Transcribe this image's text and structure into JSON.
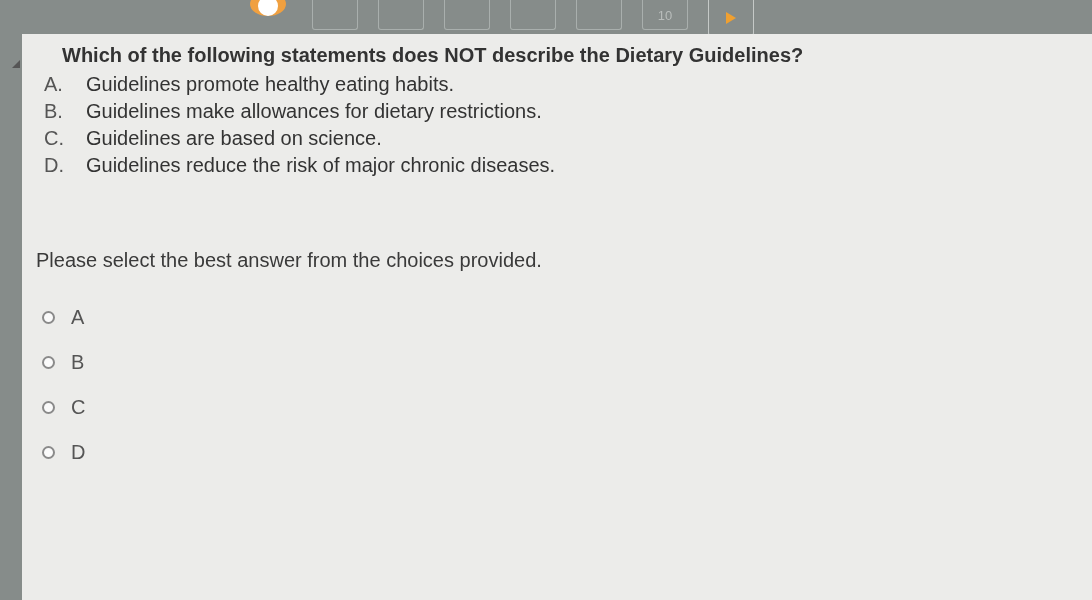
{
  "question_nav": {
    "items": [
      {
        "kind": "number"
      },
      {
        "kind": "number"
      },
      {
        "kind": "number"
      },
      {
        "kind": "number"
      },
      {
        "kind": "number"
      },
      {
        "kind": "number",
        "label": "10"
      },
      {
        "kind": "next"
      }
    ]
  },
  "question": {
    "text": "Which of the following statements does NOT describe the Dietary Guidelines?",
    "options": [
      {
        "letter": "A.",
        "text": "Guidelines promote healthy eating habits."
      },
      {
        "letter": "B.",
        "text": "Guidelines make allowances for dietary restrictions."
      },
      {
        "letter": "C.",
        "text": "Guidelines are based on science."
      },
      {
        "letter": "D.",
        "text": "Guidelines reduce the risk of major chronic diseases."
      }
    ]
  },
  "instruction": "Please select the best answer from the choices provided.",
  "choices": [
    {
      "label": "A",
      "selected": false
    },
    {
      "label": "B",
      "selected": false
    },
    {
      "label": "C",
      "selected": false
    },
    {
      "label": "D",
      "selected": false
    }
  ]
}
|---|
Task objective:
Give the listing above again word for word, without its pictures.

Exercise output:
Transcribe this image's text and structure into JSON.
{
  "question_nav": {
    "items": [
      {
        "kind": "number"
      },
      {
        "kind": "number"
      },
      {
        "kind": "number"
      },
      {
        "kind": "number"
      },
      {
        "kind": "number"
      },
      {
        "kind": "number",
        "label": "10"
      },
      {
        "kind": "next"
      }
    ]
  },
  "question": {
    "text": "Which of the following statements does NOT describe the Dietary Guidelines?",
    "options": [
      {
        "letter": "A.",
        "text": "Guidelines promote healthy eating habits."
      },
      {
        "letter": "B.",
        "text": "Guidelines make allowances for dietary restrictions."
      },
      {
        "letter": "C.",
        "text": "Guidelines are based on science."
      },
      {
        "letter": "D.",
        "text": "Guidelines reduce the risk of major chronic diseases."
      }
    ]
  },
  "instruction": "Please select the best answer from the choices provided.",
  "choices": [
    {
      "label": "A",
      "selected": false
    },
    {
      "label": "B",
      "selected": false
    },
    {
      "label": "C",
      "selected": false
    },
    {
      "label": "D",
      "selected": false
    }
  ]
}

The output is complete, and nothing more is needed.